# TASK INSTRUCTIONS
The lines to copy are those with "duration" in them. Pull each one from the entries below.

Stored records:
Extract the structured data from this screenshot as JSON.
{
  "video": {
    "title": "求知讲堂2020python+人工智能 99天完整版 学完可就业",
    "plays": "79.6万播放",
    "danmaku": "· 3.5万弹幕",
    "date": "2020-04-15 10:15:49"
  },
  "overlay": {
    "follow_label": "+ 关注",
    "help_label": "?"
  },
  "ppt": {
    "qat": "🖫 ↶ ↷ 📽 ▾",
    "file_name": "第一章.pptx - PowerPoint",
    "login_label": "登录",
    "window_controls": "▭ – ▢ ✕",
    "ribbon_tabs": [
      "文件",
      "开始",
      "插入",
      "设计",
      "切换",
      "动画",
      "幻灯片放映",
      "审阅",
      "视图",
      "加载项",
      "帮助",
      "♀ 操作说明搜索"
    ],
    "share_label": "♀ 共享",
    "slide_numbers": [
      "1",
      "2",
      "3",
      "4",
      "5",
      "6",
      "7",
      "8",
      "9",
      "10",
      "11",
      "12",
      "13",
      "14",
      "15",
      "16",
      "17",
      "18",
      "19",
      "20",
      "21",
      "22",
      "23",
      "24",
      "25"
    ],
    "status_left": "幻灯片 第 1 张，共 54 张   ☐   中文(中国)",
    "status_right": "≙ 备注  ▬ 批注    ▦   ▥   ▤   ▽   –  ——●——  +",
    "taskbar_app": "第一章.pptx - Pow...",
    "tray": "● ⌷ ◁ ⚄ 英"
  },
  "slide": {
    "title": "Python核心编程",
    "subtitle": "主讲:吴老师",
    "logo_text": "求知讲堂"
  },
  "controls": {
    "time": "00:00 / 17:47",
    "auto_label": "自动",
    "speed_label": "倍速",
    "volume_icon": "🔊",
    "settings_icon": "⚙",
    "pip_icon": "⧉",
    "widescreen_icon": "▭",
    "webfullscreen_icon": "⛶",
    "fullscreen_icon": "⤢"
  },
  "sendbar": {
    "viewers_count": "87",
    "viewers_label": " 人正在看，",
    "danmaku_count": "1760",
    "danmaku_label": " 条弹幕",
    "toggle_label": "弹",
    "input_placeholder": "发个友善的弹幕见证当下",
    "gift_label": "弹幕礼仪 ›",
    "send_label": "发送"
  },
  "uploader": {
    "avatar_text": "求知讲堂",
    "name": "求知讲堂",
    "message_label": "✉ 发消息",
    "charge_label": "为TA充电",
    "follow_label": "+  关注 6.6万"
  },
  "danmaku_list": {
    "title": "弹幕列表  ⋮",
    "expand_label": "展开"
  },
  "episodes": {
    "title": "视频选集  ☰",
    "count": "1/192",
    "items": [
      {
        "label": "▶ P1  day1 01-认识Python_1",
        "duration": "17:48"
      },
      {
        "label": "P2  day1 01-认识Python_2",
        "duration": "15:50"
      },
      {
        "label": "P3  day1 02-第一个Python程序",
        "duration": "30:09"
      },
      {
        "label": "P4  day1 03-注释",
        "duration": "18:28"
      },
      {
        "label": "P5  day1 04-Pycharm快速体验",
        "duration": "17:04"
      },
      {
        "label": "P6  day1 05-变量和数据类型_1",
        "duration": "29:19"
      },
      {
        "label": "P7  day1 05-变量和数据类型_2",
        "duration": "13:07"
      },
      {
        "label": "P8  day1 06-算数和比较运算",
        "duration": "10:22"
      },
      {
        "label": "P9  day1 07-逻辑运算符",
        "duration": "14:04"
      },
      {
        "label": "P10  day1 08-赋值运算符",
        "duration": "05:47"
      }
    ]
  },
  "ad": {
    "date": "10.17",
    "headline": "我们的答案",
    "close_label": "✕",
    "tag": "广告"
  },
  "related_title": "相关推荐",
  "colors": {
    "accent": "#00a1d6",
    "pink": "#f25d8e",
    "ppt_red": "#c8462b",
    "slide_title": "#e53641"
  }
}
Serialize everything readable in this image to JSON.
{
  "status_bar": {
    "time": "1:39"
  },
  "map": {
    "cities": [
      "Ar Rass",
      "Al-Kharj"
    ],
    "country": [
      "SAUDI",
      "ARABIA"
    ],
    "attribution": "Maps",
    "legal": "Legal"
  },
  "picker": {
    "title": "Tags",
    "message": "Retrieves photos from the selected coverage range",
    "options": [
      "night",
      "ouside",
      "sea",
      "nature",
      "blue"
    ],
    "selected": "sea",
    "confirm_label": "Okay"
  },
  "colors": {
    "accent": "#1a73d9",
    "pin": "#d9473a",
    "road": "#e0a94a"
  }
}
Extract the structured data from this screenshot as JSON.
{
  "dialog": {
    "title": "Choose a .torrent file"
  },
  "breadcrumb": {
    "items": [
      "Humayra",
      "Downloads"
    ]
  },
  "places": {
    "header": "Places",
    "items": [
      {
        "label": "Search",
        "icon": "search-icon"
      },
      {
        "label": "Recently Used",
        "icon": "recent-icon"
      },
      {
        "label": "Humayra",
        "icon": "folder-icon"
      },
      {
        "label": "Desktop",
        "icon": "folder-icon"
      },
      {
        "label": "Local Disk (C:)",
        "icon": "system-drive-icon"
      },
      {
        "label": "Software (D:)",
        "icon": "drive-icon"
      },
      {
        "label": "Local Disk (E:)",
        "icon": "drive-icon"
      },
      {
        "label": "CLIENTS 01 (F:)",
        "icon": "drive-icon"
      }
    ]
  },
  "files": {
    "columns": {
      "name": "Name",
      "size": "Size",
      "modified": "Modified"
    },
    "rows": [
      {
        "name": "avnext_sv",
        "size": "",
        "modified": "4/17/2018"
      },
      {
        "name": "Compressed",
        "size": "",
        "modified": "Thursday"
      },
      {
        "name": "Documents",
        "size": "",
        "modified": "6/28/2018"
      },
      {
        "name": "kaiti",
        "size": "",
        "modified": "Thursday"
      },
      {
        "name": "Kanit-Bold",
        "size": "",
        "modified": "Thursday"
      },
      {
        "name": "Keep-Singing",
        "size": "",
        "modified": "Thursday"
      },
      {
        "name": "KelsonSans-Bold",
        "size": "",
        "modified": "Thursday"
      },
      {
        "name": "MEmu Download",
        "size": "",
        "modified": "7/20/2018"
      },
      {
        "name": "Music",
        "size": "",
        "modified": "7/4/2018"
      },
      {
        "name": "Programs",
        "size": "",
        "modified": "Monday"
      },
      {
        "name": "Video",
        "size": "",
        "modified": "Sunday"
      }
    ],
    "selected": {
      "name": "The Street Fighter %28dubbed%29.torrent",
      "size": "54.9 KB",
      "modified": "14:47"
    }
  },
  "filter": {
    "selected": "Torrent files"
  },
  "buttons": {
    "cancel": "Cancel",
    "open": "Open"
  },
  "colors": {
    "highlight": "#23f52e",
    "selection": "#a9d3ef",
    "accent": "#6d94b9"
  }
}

# PROBLEM SOLUTION
        "duration": "17:48"
        "duration": "15:50"
        "duration": "30:09"
        "duration": "18:28"
        "duration": "17:04"
        "duration": "29:19"
        "duration": "13:07"
        "duration": "10:22"
        "duration": "14:04"
        "duration": "05:47"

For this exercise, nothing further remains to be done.